I’m really enjoying going out to meet the Members of Dorset Food & Drink; they are usually small family businesses that have matured slowly over the years, most with a dash of serendipity along the way. The Piddle Valley Chicken is one of these; it is owned and run by Kevin (Kev) and Jenna Froud (who also works for her family business as a manager). Currently Piddle Valley Chicken is spread across different sites, one to bring on the chicks and another to process the chickens for market. The other two sites are where the birds roam free feeding on corn, grass, clover and anything else they can catch.
Kev grew up in a small village of Woodlands near Wimborne, he has always had a fascination with keeping chickens, even selling eggs to friends and neighbours.
He then attended Sparsholt College where he studied Game Keeping and Deer Ecology, before finally securing a job in Sandringham Estate.
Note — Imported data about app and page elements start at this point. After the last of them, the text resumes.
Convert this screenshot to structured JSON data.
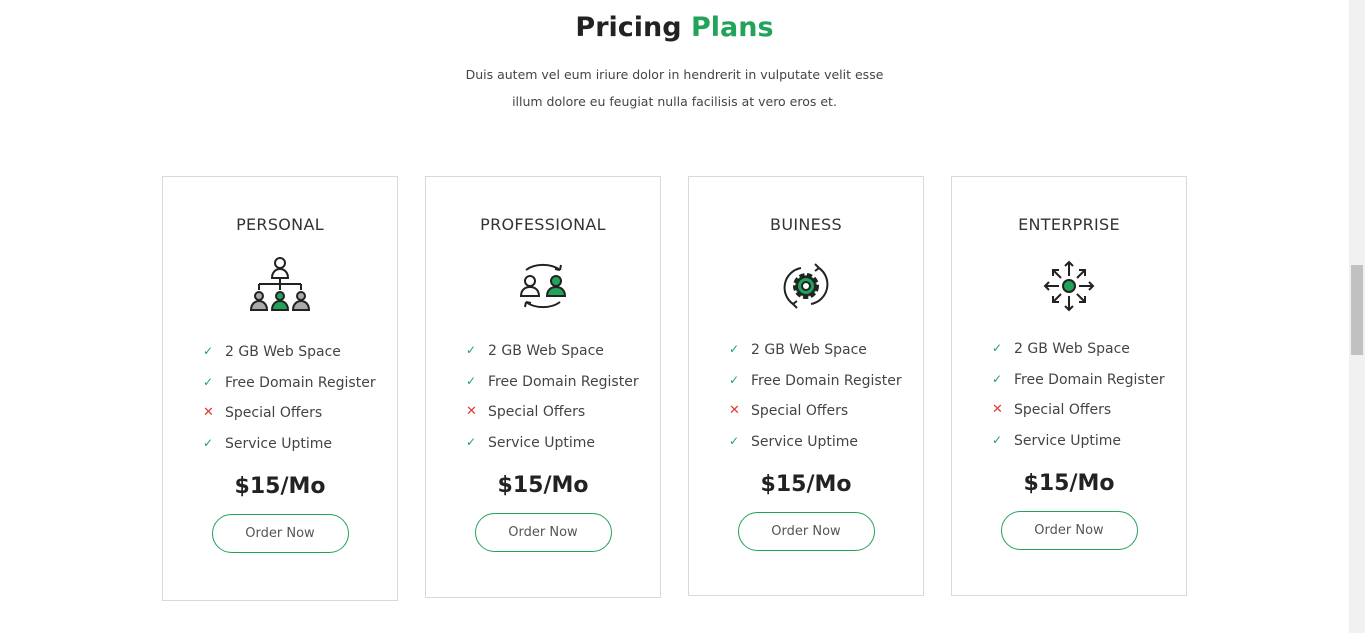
{
  "header": {
    "title_a": "Pricing",
    "title_b": "Plans",
    "subtitle_1": "Duis autem vel eum iriure dolor in hendrerit in vulputate velit esse",
    "subtitle_2": "illum dolore eu feugiat nulla facilisis at vero eros et."
  },
  "colors": {
    "accent": "#21a35a",
    "cross": "#e53935"
  },
  "plans": [
    {
      "name": "PERSONAL",
      "icon": "hierarchy-people-icon",
      "price": "$15/Mo",
      "button": "Order Now",
      "features": [
        {
          "label": "2 GB Web Space",
          "included": true
        },
        {
          "label": "Free Domain Register",
          "included": true
        },
        {
          "label": "Special Offers",
          "included": false
        },
        {
          "label": "Service Uptime",
          "included": true
        }
      ]
    },
    {
      "name": "PROFESSIONAL",
      "icon": "user-exchange-icon",
      "price": "$15/Mo",
      "button": "Order Now",
      "features": [
        {
          "label": "2 GB Web Space",
          "included": true
        },
        {
          "label": "Free Domain Register",
          "included": true
        },
        {
          "label": "Special Offers",
          "included": false
        },
        {
          "label": "Service Uptime",
          "included": true
        }
      ]
    },
    {
      "name": "BUINESS",
      "icon": "gear-refresh-icon",
      "price": "$15/Mo",
      "button": "Order Now",
      "features": [
        {
          "label": "2 GB Web Space",
          "included": true
        },
        {
          "label": "Free Domain Register",
          "included": true
        },
        {
          "label": "Special Offers",
          "included": false
        },
        {
          "label": "Service Uptime",
          "included": true
        }
      ]
    },
    {
      "name": "ENTERPRISE",
      "icon": "expand-arrows-icon",
      "price": "$15/Mo",
      "button": "Order Now",
      "features": [
        {
          "label": "2 GB Web Space",
          "included": true
        },
        {
          "label": "Free Domain Register",
          "included": true
        },
        {
          "label": "Special Offers",
          "included": false
        },
        {
          "label": "Service Uptime",
          "included": true
        }
      ]
    }
  ]
}
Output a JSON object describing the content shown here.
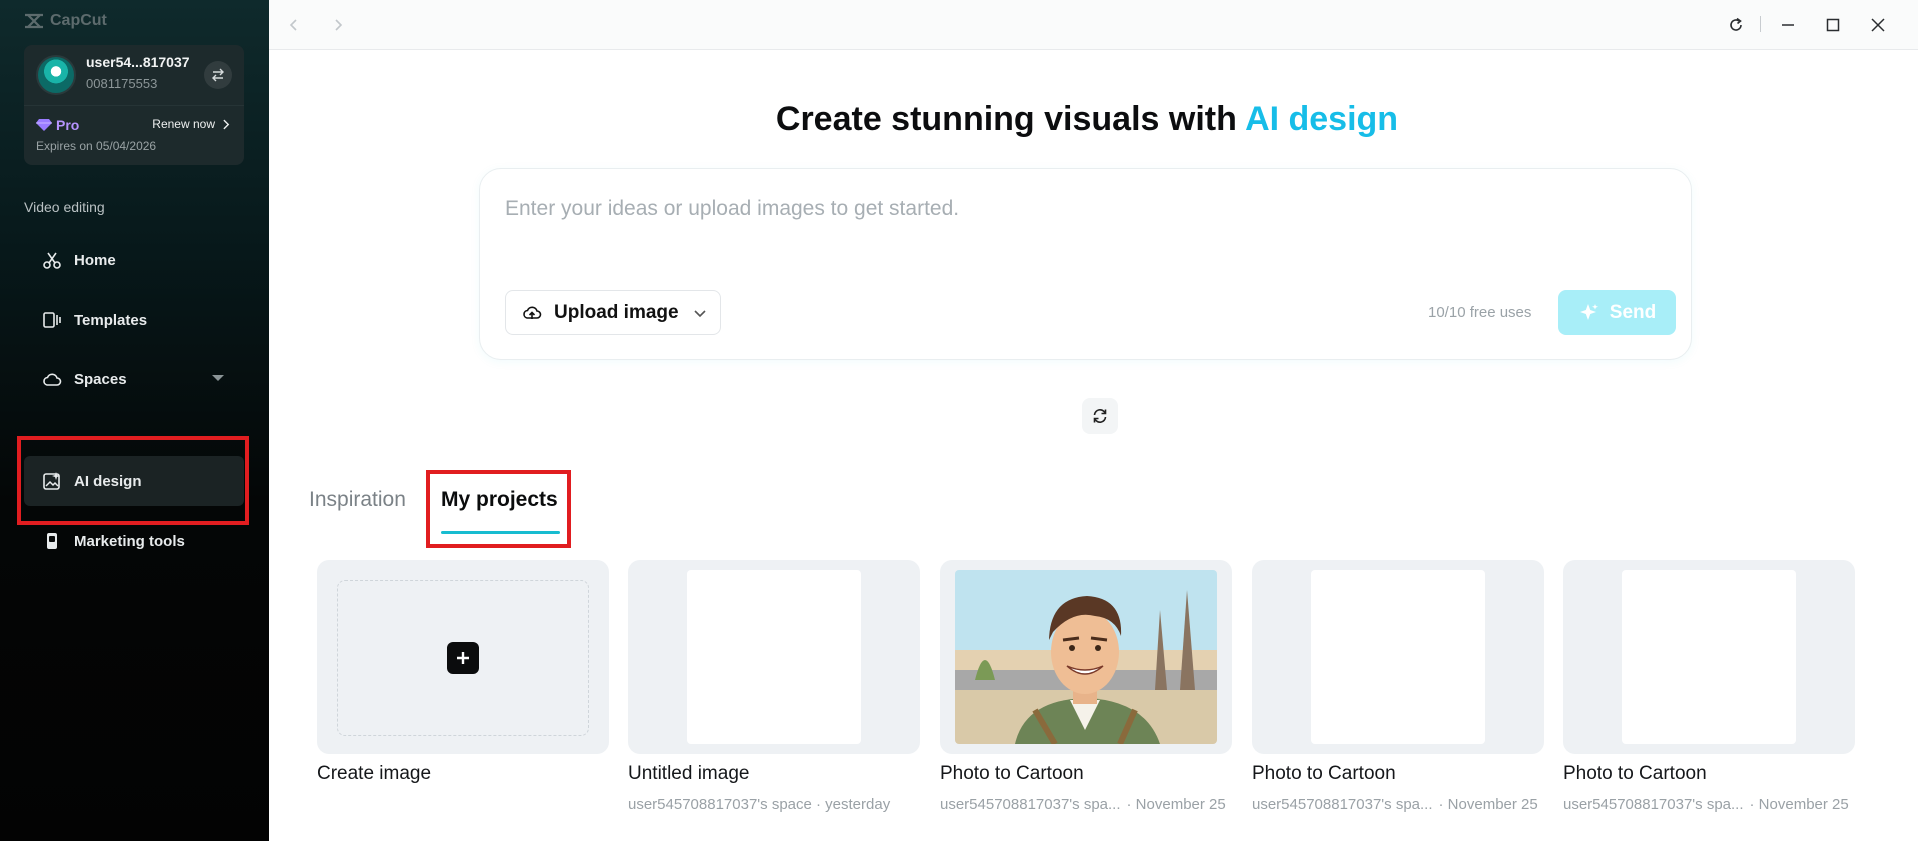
{
  "app": {
    "brand": "CapCut"
  },
  "account": {
    "username": "user54...817037",
    "user_id": "0081175553",
    "plan": "Pro",
    "renew_label": "Renew now",
    "expires": "Expires on 05/04/2026"
  },
  "sidebar": {
    "section_label": "Video editing",
    "items": [
      {
        "label": "Home",
        "icon": "scissors-icon"
      },
      {
        "label": "Templates",
        "icon": "templates-icon"
      },
      {
        "label": "Spaces",
        "icon": "cloud-icon"
      },
      {
        "label": "AI design",
        "icon": "ai-image-icon",
        "active": true
      },
      {
        "label": "Marketing tools",
        "icon": "marketing-icon"
      }
    ]
  },
  "main": {
    "headline_prefix": "Create stunning visuals with ",
    "headline_accent": "AI design",
    "prompt_placeholder": "Enter your ideas or upload images to get started.",
    "upload_label": "Upload image",
    "free_uses": "10/10 free uses",
    "send_label": "Send",
    "tabs": [
      {
        "label": "Inspiration",
        "active": false
      },
      {
        "label": "My projects",
        "active": true
      }
    ],
    "projects": [
      {
        "title": "Create image",
        "meta": "",
        "date": ""
      },
      {
        "title": "Untitled image",
        "meta": "user545708817037's space · yesterday",
        "date": ""
      },
      {
        "title": "Photo to Cartoon",
        "meta": "user545708817037's spa...",
        "date": "· November 25"
      },
      {
        "title": "Photo to Cartoon",
        "meta": "user545708817037's spa...",
        "date": "· November 25"
      },
      {
        "title": "Photo to Cartoon",
        "meta": "user545708817037's spa...",
        "date": "· November 25"
      }
    ]
  },
  "colors": {
    "accent": "#17bde8",
    "highlight": "#e11d20",
    "pro": "#b693ff",
    "send_bg": "#a8eef8"
  }
}
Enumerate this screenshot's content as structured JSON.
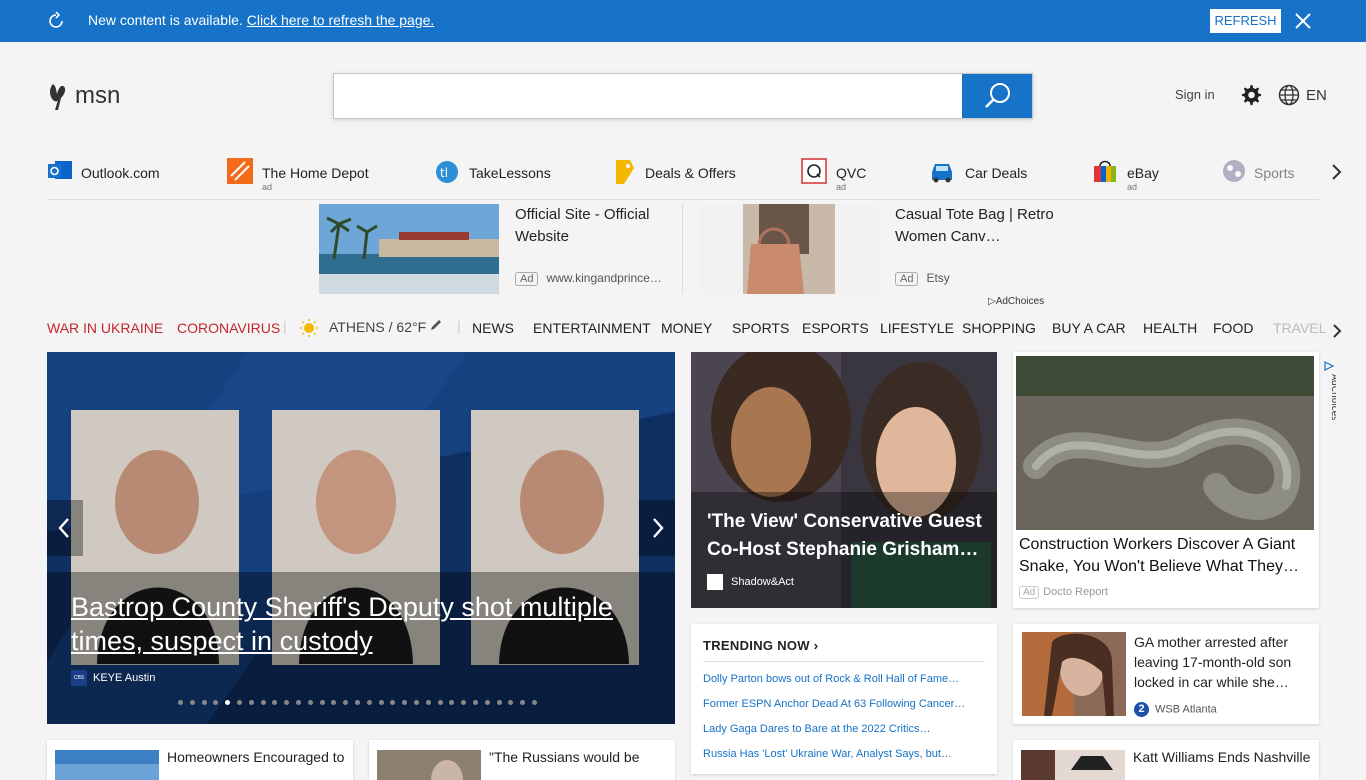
{
  "banner": {
    "message": "New content is available. ",
    "link": "Click here to refresh the page.",
    "button": "REFRESH"
  },
  "header": {
    "logo": "msn",
    "search_placeholder": "",
    "signin": "Sign in",
    "lang": "EN"
  },
  "quicklinks": [
    {
      "label": "Outlook.com",
      "ad": ""
    },
    {
      "label": "The Home Depot",
      "ad": "ad"
    },
    {
      "label": "TakeLessons",
      "ad": ""
    },
    {
      "label": "Deals & Offers",
      "ad": ""
    },
    {
      "label": "QVC",
      "ad": "ad"
    },
    {
      "label": "Car Deals",
      "ad": ""
    },
    {
      "label": "eBay",
      "ad": "ad"
    },
    {
      "label": "Sports",
      "ad": ""
    }
  ],
  "ads": [
    {
      "title": "Official Site - Official Website",
      "badge": "Ad",
      "source": "www.kingandprince…"
    },
    {
      "title": "Casual Tote Bag | Retro Women Canv…",
      "badge": "Ad",
      "source": "Etsy"
    }
  ],
  "adchoices": "AdChoices",
  "nav": {
    "items": [
      "WAR IN UKRAINE",
      "CORONAVIRUS",
      "ATHENS / 62°F",
      "NEWS",
      "ENTERTAINMENT",
      "MONEY",
      "SPORTS",
      "ESPORTS",
      "LIFESTYLE",
      "SHOPPING",
      "BUY A CAR",
      "HEALTH",
      "FOOD",
      "TRAVEL"
    ]
  },
  "hero": {
    "title": "Bastrop County Sheriff's Deputy shot multiple times, suspect in custody",
    "source": "KEYE Austin",
    "source_logo": "CBS AUSTIN",
    "slides": 31,
    "active": 4
  },
  "card2": {
    "title": "'The View' Conservative Guest Co-Host Stephanie Grisham…",
    "source": "Shadow&Act"
  },
  "card3": {
    "title": "Construction Workers Discover A Giant Snake, You Won't Believe What They…",
    "badge": "Ad",
    "source": "Docto Report"
  },
  "trending": {
    "heading": "TRENDING NOW ›",
    "items": [
      "Dolly Parton bows out of Rock & Roll Hall of Fame…",
      "Former ESPN Anchor Dead At 63 Following Cancer…",
      "Lady Gaga Dares to Bare at the 2022 Critics…",
      "Russia Has 'Lost' Ukraine War, Analyst Says, but…"
    ]
  },
  "card4": {
    "title": "GA mother arrested after leaving 17-month-old son locked in car while she…",
    "source": "WSB Atlanta",
    "source_logo": "2"
  },
  "bottom": [
    {
      "title": "Homeowners Encouraged to"
    },
    {
      "title": "\"The Russians would be"
    },
    {
      "title": "Katt Williams Ends Nashville"
    }
  ]
}
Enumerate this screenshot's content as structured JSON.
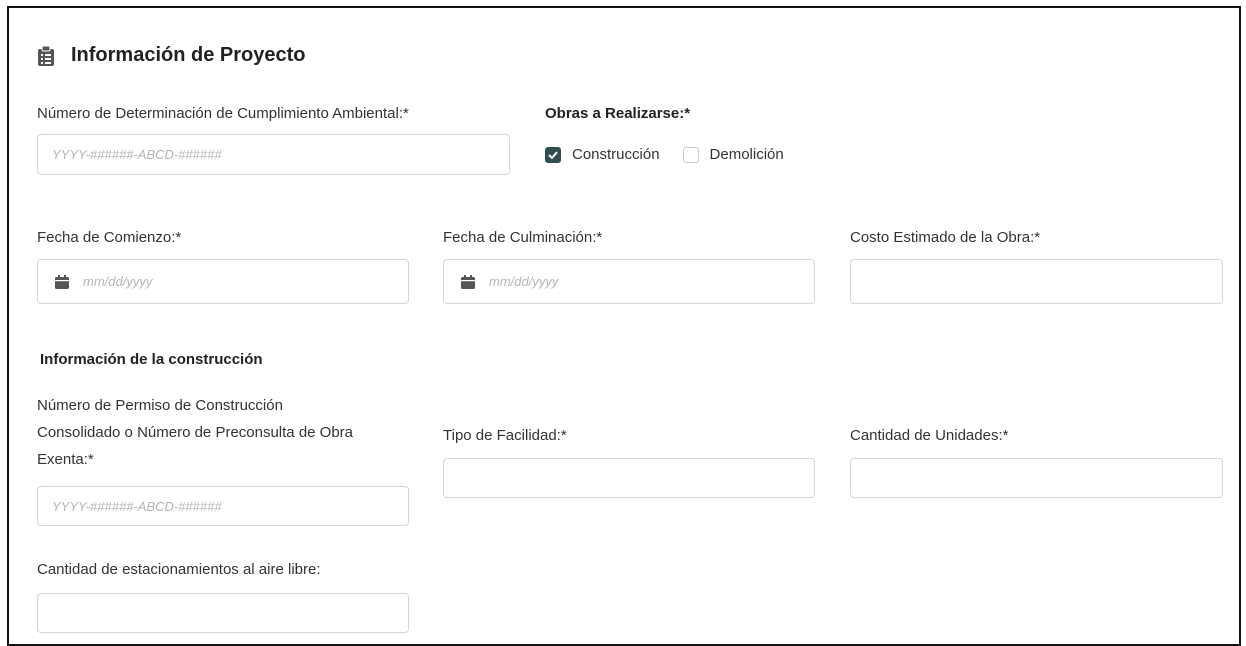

This unfortunately was cut short when he had to return home for family commitments.
This is when his bird keeping skills came back in use; he started to produce small numbers of birds for the table, selling the excess to friends. Slowly but surely with the help from parents and his wife Jenna, Piddle Valley Chicken was formed.
I visited Kev, Jenna and baby Alice on one of their sites close to Blandford. Here they had four moveable chicken houses, each one with chickens at different ages.
The chickens are free to roam across a 14-acre field. It is a little smaller this time of the year because it has to be surrounded by a powerful electric fence due to the number of young foxes about. Also during this current heat wave, Kev has erected some makeshift shade for the birds in the form of old pallets, where they spend most of the day until it cools down in the evenings, they really don’t like this heat.
The breed of chicken they use is the Hubbard, which has been used since 1921 to produce quality chicken meat. The eggs originate from France, hatched in Devon and Kev takes delivery of day old chicks, Father Malcolm looks after these chicks until ready for the field. Then they are transferred to a vacant chicken house, which has been cleaned and moved to a fresh piece of grass.
Here they spend a carefree life of chasing insects and eating corn. At around 10-12 weeks old, Kev collects and transports before dawn, this is to ensure that the birds are totally relaxed. Kev, who is licensed to dispatch chickens quickly, then processes these ready for market.
Kev personally delivers his chickens oven ready to his various outlets of butchers, farm shops, village shops, restaurants and pubs across Dorset. He likes to deliver himself so he can chat to all his customers, to get any feed back and to keep good relations. If you want to stock his chickens please call him today, if you would like to buy one of his chickens then check their website for a stockists near you.
This one was spatchcocked and cooked slowly on the BBQ – There was something familiar about the flavour of these slow grown free-range chickens, they tasted like, well …chicken, proper chicken!
Blog and photos kindly written and taken by our volunteer John Grindle.